Sumter branch will investigate culture for workers as a whole

Posted

The Sumter County branch of the NAACP announced it launched an investigation into allegations a manager at Pilgrim's Pride Corp. in Sumter made derogatory statements describing black employees last week.

Employees went on strike on Feb. 15 when word spread among workers at the plant on U.S. 15 South that the plant manager had spoken over the radio that "there are too many roaches walking in the hallway."

"Subsequent statements by current employees regarding a culture and climate for employees in general are equally troubling to us," said Elizabeth Kilgore, president of the Sumter branch of the national civil rights organization, in the announcement.

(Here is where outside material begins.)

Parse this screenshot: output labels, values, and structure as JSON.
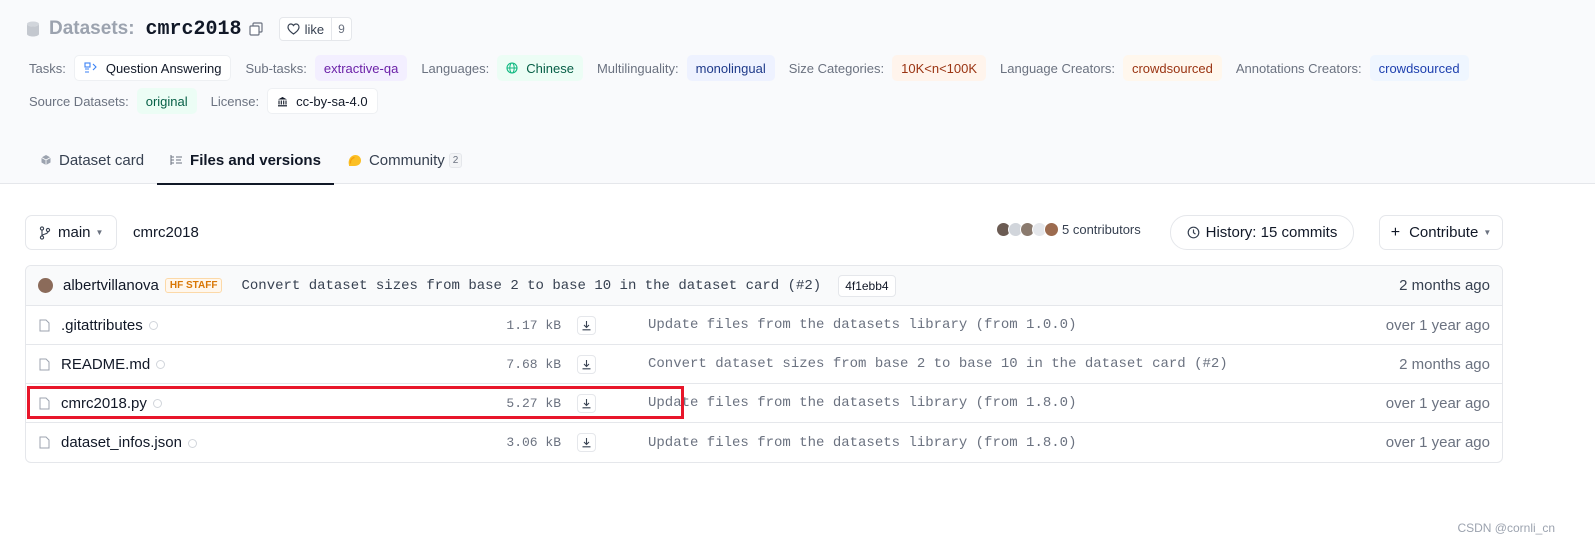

Kilgore wrote the organization will work to determine "how widespread this sentiment may be among managers at Pilgrim's Pride and how we may demonstrate support for the hardworking employees as they advocate for positive change within the facility."

When The Sumter Item was on scene at a protest held by striking employees last week, several spoke about the topic, including mentioning this was not the first time that manager had made similar comments.

"It's not just him," said Demetrius Stewart, an employee, at the time. "He was just the icing on the cake."

Other complaints included not having sufficient time for break and to take care of personal issues outside of work such as taking care of sick children.

Stewart said at the time she wants to do a good job at work but that it is hard when supervisors make degrading comments.

"I'm still going to work because I have to eat, but something needs to be done," she said. "Without us, they can't get that place running."

She did tell The Sumter Item at the time that her shift schedule works well for her family because she can take her children to school and someone else can watch them for only part of the night instead of all night while she is at work.

It is not known how many employees walked out or did not show up on Thursday or how many have returned to work and when. About 50 were protesting outside when The Sumter Item was on scene.

The plant has more than 2,000 full-time positions.

A voicemail that was directed to a woman's inbox at the Sumter plant was not returned.